In just seven short years Kendle Fraley has gone from Waubonsee Community College to world class researcher.
Kendle and his former adviser, geology professor Mark Frank, published research together this month in the journal, Economic Geology.
It’s just one accomplishment of many for Fraley, who transferred from Waubonsee in 2007 and then earned his bachelor’s (2009) and master’s degrees (2012) in geology and environmental geosciences at Northern Illinois University.
He’s a prime example of what President Doug Baker terms “student career success,” having parlayed his experiences and opportunities at NIU into working-world achievements.
The newly published research is based on Fraley’s master’s thesis.
Through experiments done at NIU, Fraley and Frank determined constraints on the physical chemistry of gold at high temperatures and pressures. The research can be used in the exploration of gold-bearing ore deposits.
“This is the most important peer-reviewed journal in the economic geology community,” Frank says. “The work has received high praise in both academic and corporate circles.”
Fraley immersed himself in student research even as an undergraduate, participating in NIU’s Undergraduate Research Apprenticeship Program.
As a graduate student, his thesis project required him to master a wide variety of analytical and hands-on scientific skills, ranging from soldering platinum capsules, to operating and troubleshooting the geology department’s electron microprobe, to running high pressure and temperature tube furnaces.
This broad background led to an internship in Winnemucca, Nev., with Barrick Gold Corp., the world’s biggest gold miner by production. He was offered a job with the company following graduation.
“As an intern, I participated in many of the same job tasks a starting geologist would, including logging core and cuttings, cross-section interpretation, data validation and geochemical modeling,” Fraley says.
He also presented his work to senior staff members and corporate leaders at the company internship convention. And his persistence, both in successfully landing the internship and making the most of the experience, paid off.
“I knew I had to get my foot in the door with an internship to be successful in acquiring a job,” Fraley says. “Mark pointed me in the direction to achieve this, but my determination and networking ultimately landed me my internship. Students need to pursue career opportunities while they are still in school. Employers want motivated, determined applicants.”
Fraley adds that he’s grateful for the strong foundation he built at NIU.
“My education did not teach me how to complete my daily job tasks; instead I learned how to think critically, communicate and quickly evaluate information to make effective decisions,” he says.
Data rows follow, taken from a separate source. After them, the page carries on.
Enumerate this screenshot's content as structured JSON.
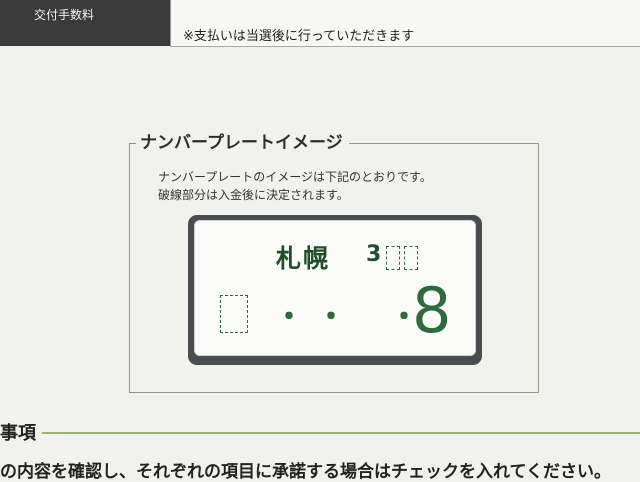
{
  "fee_row": {
    "label": "交付手数料",
    "note": "※支払いは当選後に行っていただきます"
  },
  "image_section": {
    "title": "ナンバープレートイメージ",
    "description_line1": "ナンバープレートのイメージは下記のとおりです。",
    "description_line2": "破線部分は入金後に決定されます。"
  },
  "plate": {
    "region": "札幌",
    "class_prefix": "3",
    "dot": "・",
    "last_digit": "8"
  },
  "notes_section": {
    "title": "事項",
    "instruction": "の内容を確認し、それぞれの項目に承諾する場合はチェックを入れてください。"
  },
  "colors": {
    "plate_text": "#2f6a3e",
    "section_rule": "#9bb472",
    "header_cell": "#3a3a3a"
  }
}
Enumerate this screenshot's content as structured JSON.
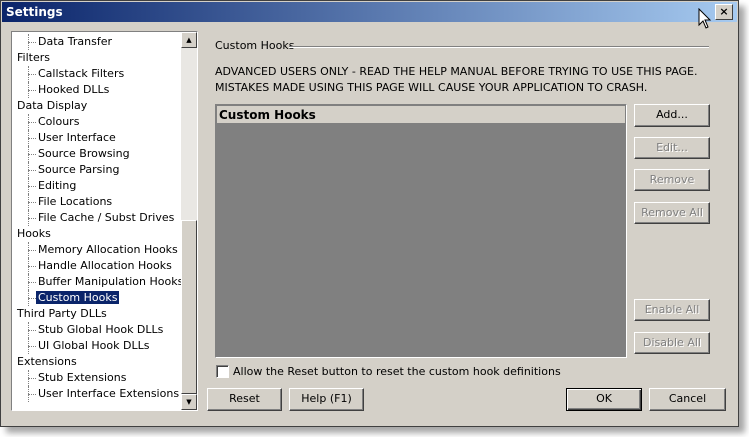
{
  "window": {
    "title": "Settings",
    "close_glyph": "×"
  },
  "tree": {
    "items": [
      {
        "label": "Data Transfer",
        "level": 1
      },
      {
        "label": "Filters",
        "level": 0
      },
      {
        "label": "Callstack Filters",
        "level": 1
      },
      {
        "label": "Hooked DLLs",
        "level": 1
      },
      {
        "label": "Data Display",
        "level": 0
      },
      {
        "label": "Colours",
        "level": 1
      },
      {
        "label": "User Interface",
        "level": 1
      },
      {
        "label": "Source Browsing",
        "level": 1
      },
      {
        "label": "Source Parsing",
        "level": 1
      },
      {
        "label": "Editing",
        "level": 1
      },
      {
        "label": "File Locations",
        "level": 1
      },
      {
        "label": "File Cache / Subst Drives",
        "level": 1
      },
      {
        "label": "Hooks",
        "level": 0
      },
      {
        "label": "Memory Allocation Hooks",
        "level": 1
      },
      {
        "label": "Handle Allocation Hooks",
        "level": 1
      },
      {
        "label": "Buffer Manipulation Hooks",
        "level": 1
      },
      {
        "label": "Custom Hooks",
        "level": 1,
        "selected": true
      },
      {
        "label": "Third Party DLLs",
        "level": 0
      },
      {
        "label": "Stub Global Hook DLLs",
        "level": 1
      },
      {
        "label": "UI Global Hook DLLs",
        "level": 1
      },
      {
        "label": "Extensions",
        "level": 0
      },
      {
        "label": "Stub Extensions",
        "level": 1
      },
      {
        "label": "User Interface Extensions",
        "level": 1
      }
    ],
    "scroll_up_glyph": "▲",
    "scroll_down_glyph": "▼"
  },
  "panel": {
    "group_title": "Custom Hooks",
    "warning_line1": "ADVANCED USERS ONLY - READ THE HELP MANUAL BEFORE TRYING TO USE THIS PAGE.",
    "warning_line2": "MISTAKES MADE USING THIS PAGE WILL CAUSE YOUR APPLICATION TO CRASH.",
    "list_header": "Custom Hooks",
    "buttons": {
      "add": "Add...",
      "edit": "Edit...",
      "remove": "Remove",
      "remove_all": "Remove All",
      "enable_all": "Enable All",
      "disable_all": "Disable All"
    },
    "checkbox_label": "Allow the Reset button to reset the custom hook definitions",
    "checkbox_checked": false
  },
  "footer": {
    "reset": "Reset",
    "help": "Help (F1)",
    "ok": "OK",
    "cancel": "Cancel"
  },
  "colors": {
    "title_start": "#0a246a",
    "title_end": "#a6caf0",
    "face": "#d4d0c8",
    "selection": "#0a246a",
    "list_bg": "#808080"
  }
}
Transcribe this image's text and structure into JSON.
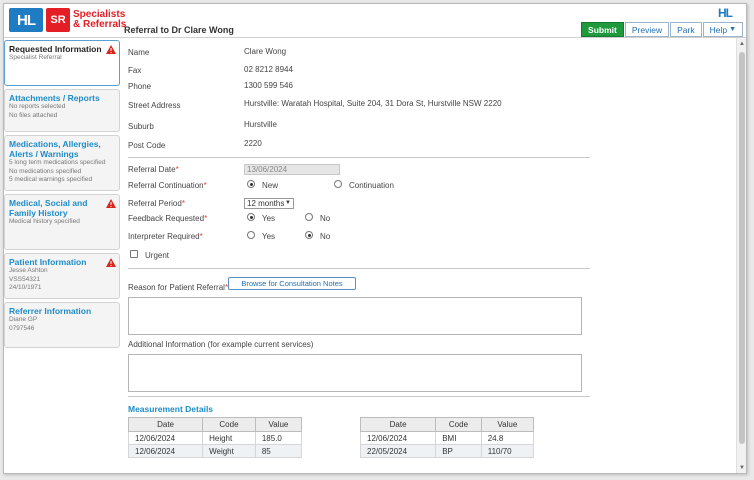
{
  "header": {
    "logo_hl": "HL",
    "logo_sr": "SR",
    "brand_line1": "Specialists",
    "brand_line2": "& Referrals",
    "title": "Referral to Dr Clare Wong",
    "top_icon": "HL"
  },
  "actions": {
    "submit": "Submit",
    "preview": "Preview",
    "park": "Park",
    "help": "Help"
  },
  "sidebar": [
    {
      "title": "Requested Information",
      "lines": [
        "Specialist Referral"
      ],
      "warning": true
    },
    {
      "title": "Attachments / Reports",
      "lines": [
        "No reports selected",
        "No files attached"
      ],
      "warning": false
    },
    {
      "title": "Medications, Allergies, Alerts / Warnings",
      "lines": [
        "5 long term medications specified",
        "No medications specified",
        "5 medical warnings specified"
      ],
      "warning": false
    },
    {
      "title": "Medical, Social and Family History",
      "lines": [
        "Medical history specified"
      ],
      "warning": true
    },
    {
      "title": "Patient Information",
      "lines": [
        "Jesse Ashton",
        "VSS54321",
        "24/10/1971"
      ],
      "warning": true
    },
    {
      "title": "Referrer Information",
      "lines": [
        "Diane GP",
        "0797546"
      ],
      "warning": false
    }
  ],
  "details": {
    "name_label": "Name",
    "name_value": "Clare Wong",
    "fax_label": "Fax",
    "fax_value": "02 8212 8944",
    "phone_label": "Phone",
    "phone_value": "1300 599 546",
    "street_label": "Street Address",
    "street_value": "Hurstville: Waratah Hospital, Suite 204, 31 Dora St, Hurstville NSW 2220",
    "suburb_label": "Suburb",
    "suburb_value": "Hurstville",
    "postcode_label": "Post Code",
    "postcode_value": "2220"
  },
  "form": {
    "referral_date_label": "Referral Date",
    "referral_date_value": "13/06/2024",
    "continuation_label": "Referral Continuation",
    "opt_new": "New",
    "opt_continuation": "Continuation",
    "period_label": "Referral Period",
    "period_value": "12 months",
    "feedback_label": "Feedback Requested",
    "interpreter_label": "Interpreter Required",
    "yes": "Yes",
    "no": "No",
    "urgent_label": "Urgent",
    "reason_label": "Reason for Patient Referral",
    "browse_button": "Browse for Consultation Notes",
    "additional_label": "Additional Information (for example current services)",
    "required_mark": "*"
  },
  "measurements": {
    "heading": "Measurement Details",
    "columns": [
      "Date",
      "Code",
      "Value"
    ],
    "left_table": [
      [
        "12/06/2024",
        "Height",
        "185.0"
      ],
      [
        "12/06/2024",
        "Weight",
        "85"
      ]
    ],
    "right_table": [
      [
        "12/06/2024",
        "BMI",
        "24.8"
      ],
      [
        "22/05/2024",
        "BP",
        "110/70"
      ]
    ]
  }
}
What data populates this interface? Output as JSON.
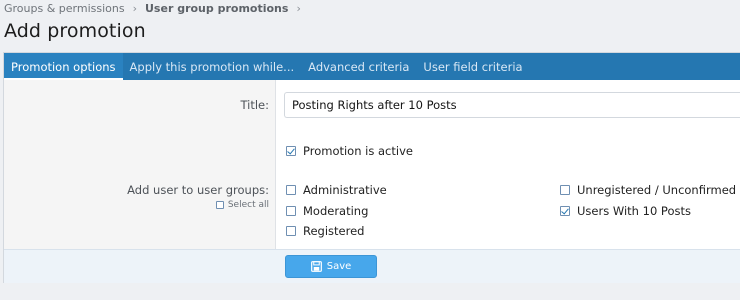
{
  "breadcrumb": {
    "items": [
      "Groups & permissions",
      "User group promotions"
    ],
    "separator": "›"
  },
  "page": {
    "title": "Add promotion"
  },
  "tabs": [
    {
      "label": "Promotion options",
      "active": true
    },
    {
      "label": "Apply this promotion while...",
      "active": false
    },
    {
      "label": "Advanced criteria",
      "active": false
    },
    {
      "label": "User field criteria",
      "active": false
    }
  ],
  "form": {
    "title_label": "Title:",
    "title_value": "Posting Rights after 10 Posts",
    "active_label": "Promotion is active",
    "active_checked": true,
    "groups_label": "Add user to user groups:",
    "select_all_label": "Select all",
    "groups": [
      {
        "label": "Administrative",
        "checked": false
      },
      {
        "label": "Moderating",
        "checked": false
      },
      {
        "label": "Registered",
        "checked": false
      },
      {
        "label": "Unregistered / Unconfirmed",
        "checked": false
      },
      {
        "label": "Users With 10 Posts",
        "checked": true
      }
    ]
  },
  "actions": {
    "save_label": "Save",
    "save_icon": "save-icon"
  },
  "colors": {
    "accent": "#2577b1",
    "button": "#47a7eb",
    "label_bg": "#f5f5f5"
  }
}
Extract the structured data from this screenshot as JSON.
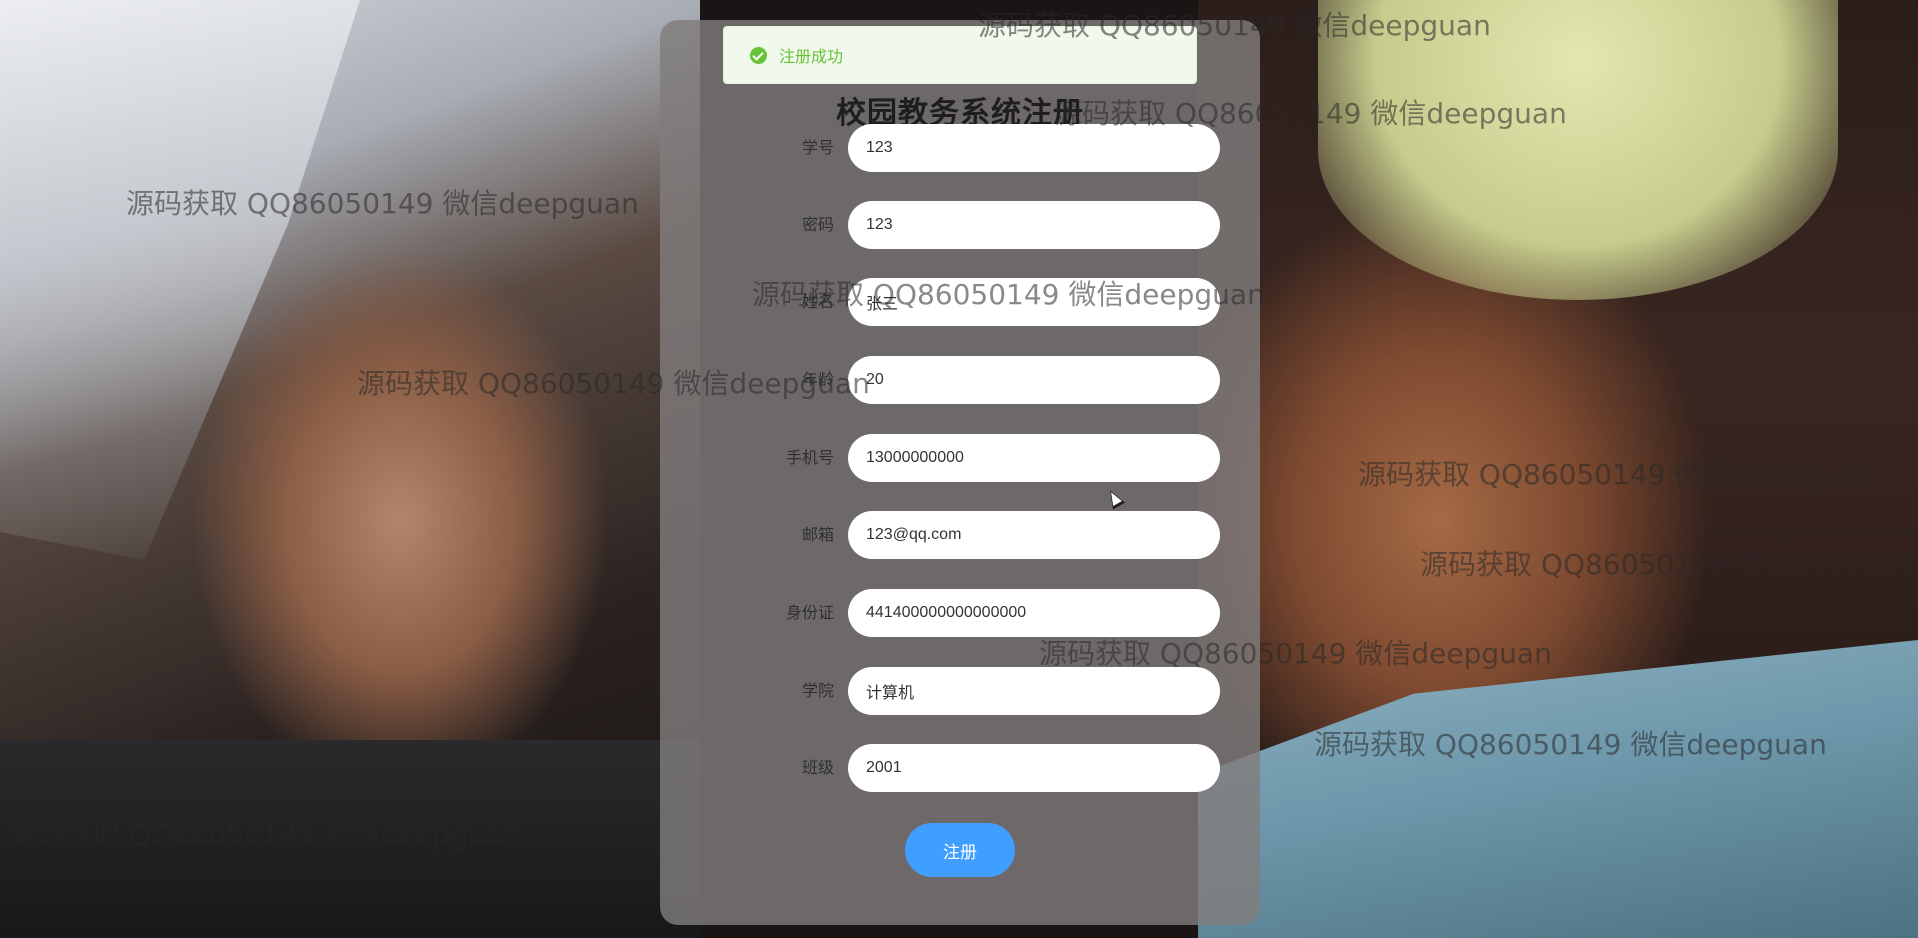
{
  "form": {
    "title": "校园教务系统注册",
    "fields": [
      {
        "label": "学号",
        "value": "123"
      },
      {
        "label": "密码",
        "value": "123"
      },
      {
        "label": "姓名",
        "value": "张三"
      },
      {
        "label": "年龄",
        "value": "20"
      },
      {
        "label": "手机号",
        "value": "13000000000"
      },
      {
        "label": "邮箱",
        "value": "123@qq.com"
      },
      {
        "label": "身份证",
        "value": "441400000000000000"
      },
      {
        "label": "学院",
        "value": "计算机"
      },
      {
        "label": "班级",
        "value": "2001"
      }
    ],
    "submit_label": "注册"
  },
  "toast": {
    "message": "注册成功",
    "icon": "check-circle-icon",
    "color": "#67c23a"
  },
  "watermark": {
    "text": "源码获取 QQ86050149 微信deepguan"
  },
  "colors": {
    "accent": "#409eff",
    "success": "#67c23a"
  }
}
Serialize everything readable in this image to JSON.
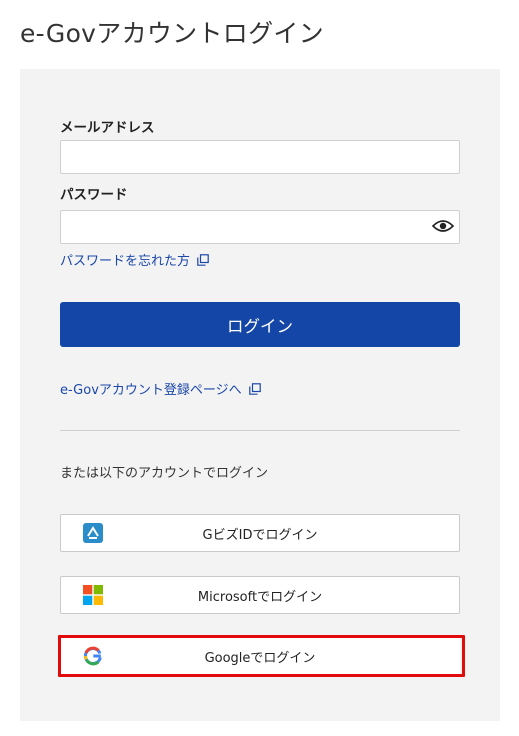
{
  "page": {
    "title": "e-Govアカウントログイン"
  },
  "form": {
    "email_label": "メールアドレス",
    "email_value": "",
    "password_label": "パスワード",
    "password_value": "",
    "forgot_password_link": "パスワードを忘れた方",
    "login_button": "ログイン",
    "register_link": "e-Govアカウント登録ページへ"
  },
  "alternatives": {
    "heading": "または以下のアカウントでログイン",
    "buttons": [
      {
        "label": "GビズIDでログイン",
        "icon": "gbizid-icon"
      },
      {
        "label": "Microsoftでログイン",
        "icon": "microsoft-icon"
      },
      {
        "label": "Googleでログイン",
        "icon": "google-icon"
      }
    ]
  },
  "colors": {
    "primary": "#1346a6",
    "link": "#1a47a8",
    "panel": "#f3f3f4",
    "highlight": "#e20b0b"
  }
}
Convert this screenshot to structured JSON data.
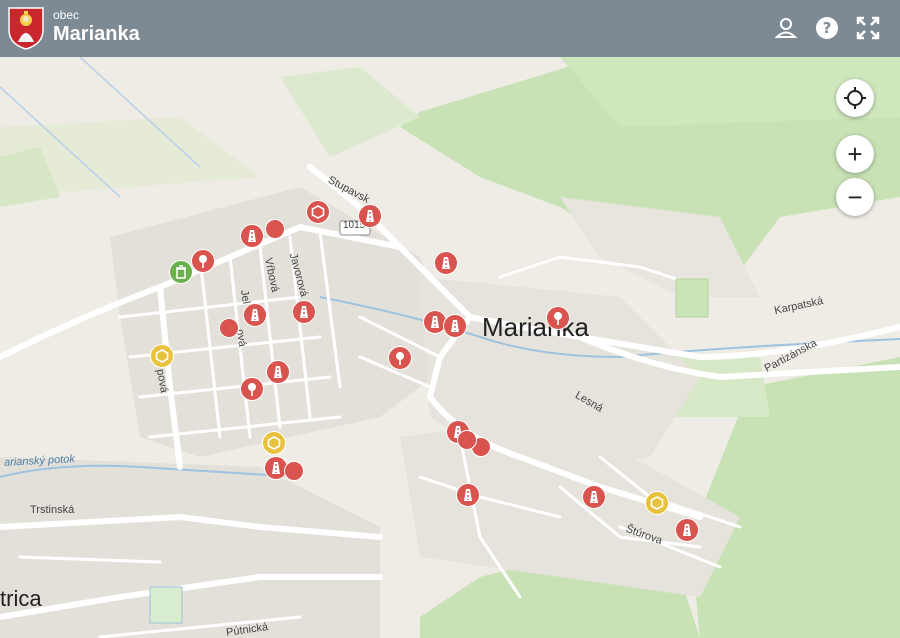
{
  "header": {
    "pretitle": "obec",
    "title": "Marianka",
    "colors": {
      "bar": "#7d8a94",
      "text": "#ffffff"
    }
  },
  "toolbar": {
    "icons": [
      "user-icon",
      "help-icon",
      "fullscreen-icon"
    ]
  },
  "map_controls": {
    "locate_icon": "crosshair-icon",
    "zoom_in_label": "+",
    "zoom_out_label": "−"
  },
  "map": {
    "colors": {
      "forest": "#c8e2b5",
      "road": "#ffffff",
      "residential": "#e4e1da",
      "marker_red": "#d9534f",
      "marker_yellow": "#e8c23e",
      "marker_green": "#6ab04c"
    },
    "labels": {
      "town": "Marianka",
      "town_partial": "trica",
      "road_number": "1015",
      "streets": [
        "Stupavsk",
        "Javorová",
        "Vŕbová",
        "Jel",
        "ová",
        "Karpatská",
        "Partizánska",
        "Lesná",
        "Štúrova",
        "Trstinská",
        "Pútnická",
        "pová"
      ],
      "stream": "arianský potok"
    }
  }
}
“These skills have been recognized by senior management and will help fast track my career into a leadership position.”
–News Bulletin news sources